■ **THE TASK**:
From the first line to the last, write out the records exactly.

Stored records:
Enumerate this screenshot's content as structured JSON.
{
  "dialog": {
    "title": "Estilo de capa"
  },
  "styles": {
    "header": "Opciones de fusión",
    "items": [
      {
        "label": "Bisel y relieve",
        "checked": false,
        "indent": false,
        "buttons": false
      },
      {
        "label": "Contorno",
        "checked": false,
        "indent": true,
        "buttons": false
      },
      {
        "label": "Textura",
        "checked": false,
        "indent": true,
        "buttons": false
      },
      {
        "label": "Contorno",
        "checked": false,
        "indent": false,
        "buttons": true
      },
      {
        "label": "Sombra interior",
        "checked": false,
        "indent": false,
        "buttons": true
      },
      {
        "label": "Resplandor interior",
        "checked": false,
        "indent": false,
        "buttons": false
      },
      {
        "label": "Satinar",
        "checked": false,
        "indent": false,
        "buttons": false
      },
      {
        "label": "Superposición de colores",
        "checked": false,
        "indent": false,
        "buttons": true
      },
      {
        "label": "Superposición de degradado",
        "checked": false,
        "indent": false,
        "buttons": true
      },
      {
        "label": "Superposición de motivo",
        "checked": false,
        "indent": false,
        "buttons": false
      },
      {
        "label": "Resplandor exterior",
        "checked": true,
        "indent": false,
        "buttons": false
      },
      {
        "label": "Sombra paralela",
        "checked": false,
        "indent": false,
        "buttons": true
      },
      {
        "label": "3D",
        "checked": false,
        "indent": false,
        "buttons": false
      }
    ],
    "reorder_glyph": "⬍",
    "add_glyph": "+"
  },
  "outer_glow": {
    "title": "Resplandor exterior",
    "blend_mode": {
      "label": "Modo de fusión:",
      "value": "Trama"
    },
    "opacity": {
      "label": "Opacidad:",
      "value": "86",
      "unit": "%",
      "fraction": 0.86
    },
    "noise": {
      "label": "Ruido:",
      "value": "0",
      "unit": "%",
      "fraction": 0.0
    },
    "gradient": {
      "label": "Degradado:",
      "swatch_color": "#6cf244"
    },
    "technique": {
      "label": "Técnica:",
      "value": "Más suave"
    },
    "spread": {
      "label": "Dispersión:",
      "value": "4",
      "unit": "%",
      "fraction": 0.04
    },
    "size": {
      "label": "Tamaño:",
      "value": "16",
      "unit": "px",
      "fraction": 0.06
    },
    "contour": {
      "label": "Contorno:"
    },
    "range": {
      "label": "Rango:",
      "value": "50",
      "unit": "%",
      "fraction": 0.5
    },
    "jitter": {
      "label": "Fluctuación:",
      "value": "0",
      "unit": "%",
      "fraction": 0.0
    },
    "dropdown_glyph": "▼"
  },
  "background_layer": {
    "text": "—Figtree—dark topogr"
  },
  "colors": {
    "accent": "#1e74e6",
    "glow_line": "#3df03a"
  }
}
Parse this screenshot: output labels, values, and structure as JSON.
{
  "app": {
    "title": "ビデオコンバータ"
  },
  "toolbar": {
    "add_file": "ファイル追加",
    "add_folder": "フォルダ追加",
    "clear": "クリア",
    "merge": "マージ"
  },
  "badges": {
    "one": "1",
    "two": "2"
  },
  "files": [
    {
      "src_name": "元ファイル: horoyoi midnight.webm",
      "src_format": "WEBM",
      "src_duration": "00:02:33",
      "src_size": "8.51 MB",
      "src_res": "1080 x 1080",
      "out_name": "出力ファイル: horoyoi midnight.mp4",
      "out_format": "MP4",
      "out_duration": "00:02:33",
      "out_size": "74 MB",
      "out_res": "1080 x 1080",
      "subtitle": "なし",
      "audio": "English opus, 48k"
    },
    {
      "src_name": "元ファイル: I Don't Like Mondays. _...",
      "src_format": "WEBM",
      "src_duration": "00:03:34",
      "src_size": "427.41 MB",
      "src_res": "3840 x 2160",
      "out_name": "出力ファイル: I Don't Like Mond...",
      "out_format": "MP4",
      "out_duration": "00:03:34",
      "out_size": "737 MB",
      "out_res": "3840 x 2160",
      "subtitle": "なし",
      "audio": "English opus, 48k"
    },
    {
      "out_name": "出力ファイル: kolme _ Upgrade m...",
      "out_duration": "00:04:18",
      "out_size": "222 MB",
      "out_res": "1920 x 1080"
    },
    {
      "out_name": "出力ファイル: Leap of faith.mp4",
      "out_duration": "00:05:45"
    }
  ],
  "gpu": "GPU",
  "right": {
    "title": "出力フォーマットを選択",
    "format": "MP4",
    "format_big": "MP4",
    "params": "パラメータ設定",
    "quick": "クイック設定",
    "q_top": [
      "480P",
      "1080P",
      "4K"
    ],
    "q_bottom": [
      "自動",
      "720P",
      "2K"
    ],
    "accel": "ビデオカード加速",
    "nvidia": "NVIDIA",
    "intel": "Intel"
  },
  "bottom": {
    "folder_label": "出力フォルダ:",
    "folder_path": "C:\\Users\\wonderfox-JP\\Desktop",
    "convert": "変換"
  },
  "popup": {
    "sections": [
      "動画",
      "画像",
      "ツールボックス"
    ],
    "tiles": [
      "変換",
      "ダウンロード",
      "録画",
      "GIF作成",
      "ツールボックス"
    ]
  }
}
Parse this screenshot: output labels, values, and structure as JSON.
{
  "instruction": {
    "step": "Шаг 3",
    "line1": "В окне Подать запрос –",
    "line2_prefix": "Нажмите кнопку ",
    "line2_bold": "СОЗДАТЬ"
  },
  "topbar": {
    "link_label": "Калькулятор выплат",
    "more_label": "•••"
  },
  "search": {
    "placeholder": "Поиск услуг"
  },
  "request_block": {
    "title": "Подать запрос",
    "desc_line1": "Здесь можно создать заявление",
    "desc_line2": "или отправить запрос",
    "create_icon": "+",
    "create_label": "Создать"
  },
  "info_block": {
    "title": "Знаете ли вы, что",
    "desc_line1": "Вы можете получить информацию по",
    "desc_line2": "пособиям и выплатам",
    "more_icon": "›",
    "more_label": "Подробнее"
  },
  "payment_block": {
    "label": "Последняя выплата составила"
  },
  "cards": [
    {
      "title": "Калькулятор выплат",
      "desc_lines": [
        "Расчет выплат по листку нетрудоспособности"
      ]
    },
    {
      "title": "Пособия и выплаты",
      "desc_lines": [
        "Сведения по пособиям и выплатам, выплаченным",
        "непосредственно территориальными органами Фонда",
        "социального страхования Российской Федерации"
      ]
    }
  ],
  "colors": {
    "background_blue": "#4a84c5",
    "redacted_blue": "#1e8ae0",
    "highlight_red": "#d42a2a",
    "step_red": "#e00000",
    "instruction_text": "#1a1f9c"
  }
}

■ **RESPONSE**:
Enumerate this screenshot's content as structured JSON.
{
  "dialog": {
    "title": "Estilo de capa"
  },
  "styles": {
    "header": "Opciones de fusión",
    "items": [
      {
        "label": "Bisel y relieve",
        "checked": false,
        "indent": false,
        "buttons": false
      },
      {
        "label": "Contorno",
        "checked": false,
        "indent": true,
        "buttons": false
      },
      {
        "label": "Textura",
        "checked": false,
        "indent": true,
        "buttons": false
      },
      {
        "label": "Contorno",
        "checked": false,
        "indent": false,
        "buttons": true
      },
      {
        "label": "Sombra interior",
        "checked": false,
        "indent": false,
        "buttons": true
      },
      {
        "label": "Resplandor interior",
        "checked": false,
        "indent": false,
        "buttons": false
      },
      {
        "label": "Satinar",
        "checked": false,
        "indent": false,
        "buttons": false
      },
      {
        "label": "Superposición de colores",
        "checked": false,
        "indent": false,
        "buttons": true
      },
      {
        "label": "Superposición de degradado",
        "checked": false,
        "indent": false,
        "buttons": true
      },
      {
        "label": "Superposición de motivo",
        "checked": false,
        "indent": false,
        "buttons": false
      },
      {
        "label": "Resplandor exterior",
        "checked": true,
        "indent": false,
        "buttons": false
      },
      {
        "label": "Sombra paralela",
        "checked": false,
        "indent": false,
        "buttons": true
      },
      {
        "label": "3D",
        "checked": false,
        "indent": false,
        "buttons": false
      }
    ],
    "reorder_glyph": "⬍",
    "add_glyph": "+"
  },
  "outer_glow": {
    "title": "Resplandor exterior",
    "blend_mode": {
      "label": "Modo de fusión:",
      "value": "Trama"
    },
    "opacity": {
      "label": "Opacidad:",
      "value": "86",
      "unit": "%",
      "fraction": 0.86
    },
    "noise": {
      "label": "Ruido:",
      "value": "0",
      "unit": "%",
      "fraction": 0.0
    },
    "gradient": {
      "label": "Degradado:",
      "swatch_color": "#6cf244"
    },
    "technique": {
      "label": "Técnica:",
      "value": "Más suave"
    },
    "spread": {
      "label": "Dispersión:",
      "value": "4",
      "unit": "%",
      "fraction": 0.04
    },
    "size": {
      "label": "Tamaño:",
      "value": "16",
      "unit": "px",
      "fraction": 0.06
    },
    "contour": {
      "label": "Contorno:"
    },
    "range": {
      "label": "Rango:",
      "value": "50",
      "unit": "%",
      "fraction": 0.5
    },
    "jitter": {
      "label": "Fluctuación:",
      "value": "0",
      "unit": "%",
      "fraction": 0.0
    },
    "dropdown_glyph": "▼"
  },
  "background_layer": {
    "text": "—Figtree—dark topogr"
  },
  "colors": {
    "accent": "#1e74e6",
    "glow_line": "#3df03a"
  }
}
Parse this screenshot: output labels, values, and structure as JSON.
{
  "app": {
    "title": "ビデオコンバータ"
  },
  "toolbar": {
    "add_file": "ファイル追加",
    "add_folder": "フォルダ追加",
    "clear": "クリア",
    "merge": "マージ"
  },
  "badges": {
    "one": "1",
    "two": "2"
  },
  "files": [
    {
      "src_name": "元ファイル: horoyoi midnight.webm",
      "src_format": "WEBM",
      "src_duration": "00:02:33",
      "src_size": "8.51 MB",
      "src_res": "1080 x 1080",
      "out_name": "出力ファイル: horoyoi midnight.mp4",
      "out_format": "MP4",
      "out_duration": "00:02:33",
      "out_size": "74 MB",
      "out_res": "1080 x 1080",
      "subtitle": "なし",
      "audio": "English opus, 48k"
    },
    {
      "src_name": "元ファイル: I Don't Like Mondays. _...",
      "src_format": "WEBM",
      "src_duration": "00:03:34",
      "src_size": "427.41 MB",
      "src_res": "3840 x 2160",
      "out_name": "出力ファイル: I Don't Like Mond...",
      "out_format": "MP4",
      "out_duration": "00:03:34",
      "out_size": "737 MB",
      "out_res": "3840 x 2160",
      "subtitle": "なし",
      "audio": "English opus, 48k"
    },
    {
      "out_name": "出力ファイル: kolme _ Upgrade m...",
      "out_duration": "00:04:18",
      "out_size": "222 MB",
      "out_res": "1920 x 1080"
    },
    {
      "out_name": "出力ファイル: Leap of faith.mp4",
      "out_duration": "00:05:45"
    }
  ],
  "gpu": "GPU",
  "right": {
    "title": "出力フォーマットを選択",
    "format": "MP4",
    "format_big": "MP4",
    "params": "パラメータ設定",
    "quick": "クイック設定",
    "q_top": [
      "480P",
      "1080P",
      "4K"
    ],
    "q_bottom": [
      "自動",
      "720P",
      "2K"
    ],
    "accel": "ビデオカード加速",
    "nvidia": "NVIDIA",
    "intel": "Intel"
  },
  "bottom": {
    "folder_label": "出力フォルダ:",
    "folder_path": "C:\\Users\\wonderfox-JP\\Desktop",
    "convert": "変換"
  },
  "popup": {
    "sections": [
      "動画",
      "画像",
      "ツールボックス"
    ],
    "tiles": [
      "変換",
      "ダウンロード",
      "録画",
      "GIF作成",
      "ツールボックス"
    ]
  }
}
Parse this screenshot: output labels, values, and structure as JSON.
{
  "instruction": {
    "step": "Шаг 3",
    "line1": "В окне Подать запрос –",
    "line2_prefix": "Нажмите кнопку ",
    "line2_bold": "СОЗДАТЬ"
  },
  "topbar": {
    "link_label": "Калькулятор выплат",
    "more_label": "•••"
  },
  "search": {
    "placeholder": "Поиск услуг"
  },
  "request_block": {
    "title": "Подать запрос",
    "desc_line1": "Здесь можно создать заявление",
    "desc_line2": "или отправить запрос",
    "create_icon": "+",
    "create_label": "Создать"
  },
  "info_block": {
    "title": "Знаете ли вы, что",
    "desc_line1": "Вы можете получить информацию по",
    "desc_line2": "пособиям и выплатам",
    "more_icon": "›",
    "more_label": "Подробнее"
  },
  "payment_block": {
    "label": "Последняя выплата составила"
  },
  "cards": [
    {
      "title": "Калькулятор выплат",
      "desc_lines": [
        "Расчет выплат по листку нетрудоспособности"
      ]
    },
    {
      "title": "Пособия и выплаты",
      "desc_lines": [
        "Сведения по пособиям и выплатам, выплаченным",
        "непосредственно территориальными органами Фонда",
        "социального страхования Российской Федерации"
      ]
    }
  ],
  "colors": {
    "background_blue": "#4a84c5",
    "redacted_blue": "#1e8ae0",
    "highlight_red": "#d42a2a",
    "step_red": "#e00000",
    "instruction_text": "#1a1f9c"
  }
}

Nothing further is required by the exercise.